Whitaker says he has not interfered with Mueller’s Russia investigation
WASHINGTON — Acting Attorney General Matthew Whitaker insisted on Friday that he has not “interfered in any way” in the special counsel’s Russia investigation as he faced a contentious and partisan congressional hearing in his waning days on the job.
“We have followed the special counsel’s regulations to a T,” Whitaker told the House Judiciary Committee. “There has been no event, no decision, that has required me to take any action, and I have not interfered in any way with the special counsel’s investigation.”
He also said he had never discussed with the White House special counsel Robert Mueller’s investigation into potential coordination between Russia and Donald Trump’s campaign.
The hearing was the first, and likely only, chance for newly empowered Democrats in the majority to grill an attorney general they perceive as a Trump loyalist and whose appointment they suspect was aimed at suppressing investigations of the Republican president. Republicans made clear they viewed the hearing as pointless political grandstanding especially since Whitaker may have less than a week left as the country’s chief law enforcement officer.
“I’m thinking maybe we just set up a popcorn machine in the back,” said Rep. Doug Collins, the committee’s top Republican.

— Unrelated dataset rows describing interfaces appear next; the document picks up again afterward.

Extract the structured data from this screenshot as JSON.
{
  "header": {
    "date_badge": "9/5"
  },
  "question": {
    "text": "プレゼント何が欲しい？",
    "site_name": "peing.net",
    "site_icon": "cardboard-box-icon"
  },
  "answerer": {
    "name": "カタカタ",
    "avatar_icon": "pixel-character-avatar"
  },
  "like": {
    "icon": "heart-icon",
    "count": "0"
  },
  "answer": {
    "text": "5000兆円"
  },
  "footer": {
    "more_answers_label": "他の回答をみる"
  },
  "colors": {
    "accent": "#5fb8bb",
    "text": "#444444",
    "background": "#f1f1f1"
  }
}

Collins, of Georgia, called it a “dog and pony” show and criticized Democrats for disclosing derogatory information about Whitaker’s business dealings hours before the hearing.
Whitaker vented frustration early on as he repeatedly insisted that he would not discuss his conversations with Trump and tried to shift attention to the conventional work of the Justice Department.
“Mr. Chairman, I see that your five minutes are up,” Whitaker said to the committee’s Democratic leader, Rep. Jerrold Nadler of New York.
But Nadler, who a day earlier had threatened to subpoena Whitaker to ensure his appearance, left no doubt about his party’s focus.
“You decided that your private interest in overseeing this particular investigation — and perhaps others from which you should have been recused — was more important than the integrity of the department. The question that this Committee must now ask is: Why?”
Whitaker laid the groundwork for a likely tussle with Democrats by saying in his opening statement that while he would address their questions, he would not reveal details of his communications with Trump.
“I trust that the members of this committee will respect the confidentiality that is necessary to the proper functioning of the presidency — just as we respect the confidentiality necessary to the legislative branch,” Whitaker said.
He told lawmakers that there has been no change since his arrival in the job in the “overall management” of Mueller’s investigation. He said that he has run the Justice Department to the best of his ability, with “fidelity to the law and to the Constitution” and had never given any promises.
Whitaker is likely in his final days as the country’s chief law enforcement officer because the Senate plans to vote soon on confirming William Barr, Trump’s pick for attorney general.
Whitaker’s highly anticipated testimony Friday had been in limbo after the Democratic-led committee approved a tentative subpoena to ensure that he appeared and answered questions. Whitaker responded by saying that he would not come unless the committee dropped its subpoena threat, which he called an act of “political theater.”
The stalemate ended Thursday evening after the committee chairman, Nadler, said the committee would not issue a subpoena if Whitaker appeared voluntarily.
Democrats who perceive Whitaker as a Trump loyalist were expected to ask him whether he has made any commitments to the president about Mueller’s Russia investigation and whether he has shared with Trump any inside information. Also expected to come up was Whitaker’s comment last week that he believed the investigation into potential ties between Russia and the Trump campaign was nearly done.
Democrats said they would inquire about Whitaker’s past business dealings, too. Nadler and three other House committee chairmen released documents that they said show Whitaker failed to return thousands of dollars that were supposed to be distributed to victims of a company’s alleged fraud.
Whitaker has come under scrutiny for his involvement with the invention promotion company, which was accused of misleading consumers and has been under investigation by the FBI.
Whitaker had been chief of staff to Attorney General Jeff Sessions, who was forced from the Cabinet last November as Trump seethed over Sessions’ decision to step aside from overseeing the Russia investigation. Whitaker was an outspoken critic of the investigation before arriving at the Justice Department in 2017.
Trump insists there was “no collusion” between his campaign and Russia.